Abstract Artificial Lift Company Ltd. (ALC) and ConocoPhillips Company in 2004 initiated a 5 year development program to have a fully deployed wire-line through tubing electric submersible pump (TTESP) with a down hole 3 phase electrical wet connector. ConocoPhillips Alaska had immediate applications for this technology in its Alaska business unit, West Sak asset. The wells in this asset are multi lateral and suffer from large amounts of sand production which settles in the mother bore restricting production flow to the ESP. Historically, a Rig would be required to pull the tubing and ESP equipment to allow access for wellbore intervention. ConocoPhillips has had 10 years of experience with wireline pumps which allowed pump replacement of sanded pumps but did not provide for rigless cleanout of the casing below the ESP. The ability to pull the entire ESP through 4.5" tubing providing an unobstructed tubing string for placement of lateral re-entry modules and to conduct coiled tubing cleanouts of sand in the casing was highly desireable. This was also aligned with ALC's objective which was to make the system compatible with the most common wellbore architecture. System Requirements:Wellbore architecture; 7 in 26 lb/ft casing and 4–1/2 in 12.6 lb/ft tubing. Full bore access to the well - minimum tubing ID of 3.75 in, when the wire-line ESP components are retrieved. Motor(s) to produce 300kW (400HP) from a maximum diameter of 3.80" OD Down hole 3 phase wet connector rated at 5 kV and 125 A Equipment string target length less that 47ft to enable live well deployment using wire-line lubricators. The string weight also had to be less than 1500 lbs. to allow the use of slick line rather than braided line. Ambient operating conditions 5000psi and 150ºC (302ºF) The wire-line string had to be able to deploy an industry standard ESP gauge. Five Year, Three Phase Development Program: Phase 1: - Key Components EvaluationProve permanent magnet motor technology Prove electrical wet connector technology. Phase 2: - Component & System Design and TestingConstruction of a 300ft test well with all the necessary ancillary equipment in ALC's Great Yarmouth (GY) facility. Build surface testing cells for extended testing of the motor and wet connector assembly at elevated temperatures and pressures. Design, manufacture and assemble a wire-line 3 phase wet connector, motor and ESP system.
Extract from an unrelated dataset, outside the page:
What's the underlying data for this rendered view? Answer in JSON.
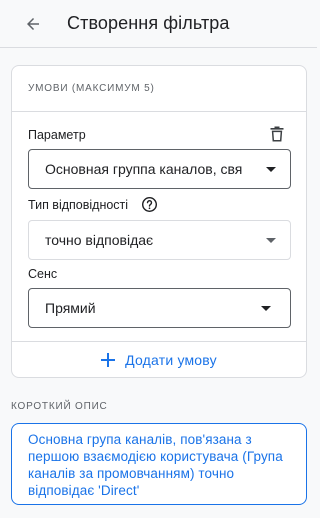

Endurance testing of Components and System in GY. Phase 3:- Field Test HardwareManufacture a field test system with a complete back up Perform full stack up testing in the 300ft test well Field test equipment in a live well (Odessa, Texas) March 2009 This paper will describe in more detail each phase of the project, a detailed description of the hardware and the potential economic/commercial value it offers to operators of ESP systems, particularly in locations where rig costs are high or rig availability is limited.